Saudi national Sanafi al-Nasr was killed in an air attack in the northwest of Syria
Secretary of Defense Ash Carter at the Pentagon 15 October in Arlington, Virginia (AFP)

The leader of a group of Al-Qaeda veterans which Washington calls the "Khorasan group" has been killed in a coalition airstrike in Syria, the Pentagon said on Sunday.

Sanafi al-Nasr, a Saudi national also known as Abdul Mohsen Abdullah Ibrahim al-Sharikh, was killed in an air attack in the northwest of the country Thursday, it said.

"This operation deals a significant blow to the Khorasan group's plans to attack the United States and our allies," Secretary of Defense Ash Carter said in a statement.

Syrian Observatory for Human Rights, a Britain-based monitoring group, had reported al-Nasr's death on Friday, saying he was killed in a strike in Aleppo province.

Al-Nasr was listed as a "specially designated global terrorist" by the US Treasury Department in 2014. He had been erroneously reported dead in the past.

"The United States will not relent in its mission to degrade, disrupt and destroy Al-Qaeda and its remnants," added Carter. 

The Pentagon described al-Nasr as a "long-time jihadist" who funnelled money and fighters for Al-Qaeda and said he was the fifth senior Khorasan gtroup leader killed in the last four months.

Some, however, claim the Khorasan Group doesn't exist.

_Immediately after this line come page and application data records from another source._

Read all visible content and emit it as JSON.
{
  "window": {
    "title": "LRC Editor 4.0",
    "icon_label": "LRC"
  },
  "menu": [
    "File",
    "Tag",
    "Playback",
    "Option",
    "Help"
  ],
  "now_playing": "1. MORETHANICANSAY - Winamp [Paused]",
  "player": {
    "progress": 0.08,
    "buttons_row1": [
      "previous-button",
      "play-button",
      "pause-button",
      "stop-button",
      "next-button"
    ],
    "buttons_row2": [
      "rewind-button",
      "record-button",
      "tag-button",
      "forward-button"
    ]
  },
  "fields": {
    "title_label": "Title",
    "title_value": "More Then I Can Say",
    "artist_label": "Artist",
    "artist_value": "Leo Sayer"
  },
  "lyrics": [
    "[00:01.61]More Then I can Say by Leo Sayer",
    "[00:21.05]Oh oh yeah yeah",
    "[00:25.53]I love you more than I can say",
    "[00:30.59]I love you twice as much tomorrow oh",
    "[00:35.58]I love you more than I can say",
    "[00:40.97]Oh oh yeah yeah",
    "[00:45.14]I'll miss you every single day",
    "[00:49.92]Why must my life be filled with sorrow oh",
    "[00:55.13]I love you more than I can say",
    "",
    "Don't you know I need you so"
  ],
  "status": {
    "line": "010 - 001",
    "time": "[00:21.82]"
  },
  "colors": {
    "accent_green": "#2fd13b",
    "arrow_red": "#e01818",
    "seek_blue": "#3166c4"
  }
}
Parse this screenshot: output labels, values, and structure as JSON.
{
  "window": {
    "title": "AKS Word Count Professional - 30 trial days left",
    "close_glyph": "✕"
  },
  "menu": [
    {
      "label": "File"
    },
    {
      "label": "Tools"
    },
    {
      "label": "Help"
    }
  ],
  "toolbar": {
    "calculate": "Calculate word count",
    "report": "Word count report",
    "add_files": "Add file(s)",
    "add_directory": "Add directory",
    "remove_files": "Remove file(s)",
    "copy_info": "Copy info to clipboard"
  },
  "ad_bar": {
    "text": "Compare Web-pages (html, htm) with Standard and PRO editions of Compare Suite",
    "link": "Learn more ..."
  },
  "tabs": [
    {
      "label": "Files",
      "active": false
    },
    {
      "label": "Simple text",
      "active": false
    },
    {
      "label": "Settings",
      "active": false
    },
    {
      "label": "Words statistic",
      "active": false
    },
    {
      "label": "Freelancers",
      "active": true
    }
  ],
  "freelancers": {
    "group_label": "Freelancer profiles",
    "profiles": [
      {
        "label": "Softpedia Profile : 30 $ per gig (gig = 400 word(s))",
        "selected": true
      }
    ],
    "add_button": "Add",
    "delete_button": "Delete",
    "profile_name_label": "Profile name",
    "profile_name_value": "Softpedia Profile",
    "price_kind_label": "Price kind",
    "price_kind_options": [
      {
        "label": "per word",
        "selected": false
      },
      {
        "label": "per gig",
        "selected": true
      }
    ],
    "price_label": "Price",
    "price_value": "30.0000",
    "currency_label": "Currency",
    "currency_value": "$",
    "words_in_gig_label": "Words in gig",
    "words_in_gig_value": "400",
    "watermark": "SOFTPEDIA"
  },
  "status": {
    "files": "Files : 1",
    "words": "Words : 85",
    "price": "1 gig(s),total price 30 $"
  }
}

A spokesperson for Al-Qaeda's affiliate in Syria, al-Nusra Front, told Al Jazeera Arabic in May 2015: “The so-called Khorasan group, supposedly active within our ranks, doesn’t exist. We first heard about it via the media after the US-led coalition bombed us. It is merely a Western invention to justify the bombings on us. There are some brothers from Khorasan who joined our strife though.”